SCOTT WALKER, THE Wisconsin governor who sparked international outrage by leading the charge to strip the state’s public workers of their collective bargaining rights, survived a recall vote June 5 with the help of wealthy corporate backers and sympathetic media supporters. But it was only a partial victory. Republicans lost their majority in the Wisconsin Senate through recalls in that body, which will make it difficult for Walker to do further damage to public workers and unions.
THE WISCONSIN UPRISING's battle to oust Governor Scott Walker is mounting a powerful grassroots effort to mobilize the vote against him June 5th. A new poll from Celinda Lake, a top Democratic pollster, shows the recall election deadlocked 49-49 percent, with independent voters breaking toward Democratic challenger Tom Barrett. Other polls have shown Walker with a lead in the June 5th election. But Wisconsin Democratic Party spokesman, Graeme Zelinski says national political pundits and the polls they rely on are wrong.
Rep. Higgins strums, sings one of Abe’s favorite numbers
REP. BRIAN HIGGINS (D-NY 27) did something quite unusual before he accepted the Abe Breehey Legislator of the Year Award at the LEAP conference April 25. He strapped on a guitar and delivered a soulful rendition of Bob Dylan’s “Knocking on Heaven’s Door.”
The conference room hushed as Higgins strummed and sang the number. It was one of Abe’s favorites, and the two friends had practiced it often together.
WASHINGTON, D.C., March 9, 2012 — In a unanimous vote, the Boilermakers Executive Council proudly endorsed President Barack Obama for re-election. The Boilermakers will now begin an extensive mobilization of its membership to help ensure President Obama wins in November.

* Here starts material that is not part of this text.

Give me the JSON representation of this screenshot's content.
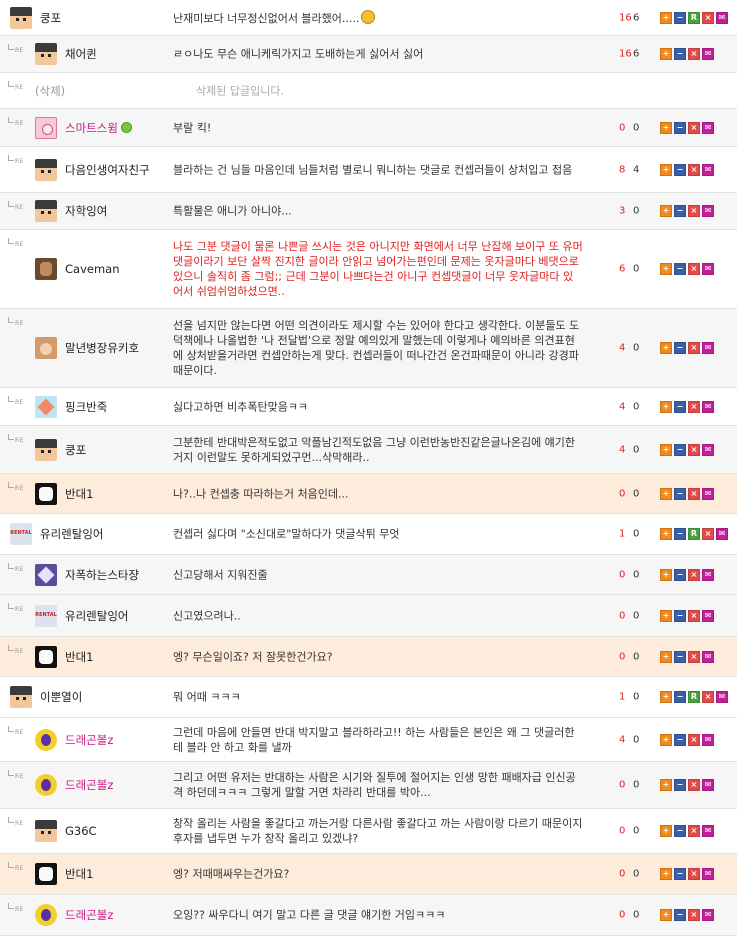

WHEN THE LEAP conference convenes in Washington, D.C., in late April, delegates will strive to get their message across to a Congress mired in GOP obstructionism. Making this situation even more complex is the fact that 2012 is an election year for the presidency, the U.S. House, and one third of the Senate — as well as numerous state and local positions. Clearly, lawmakers will be distracted by re-election campaigns.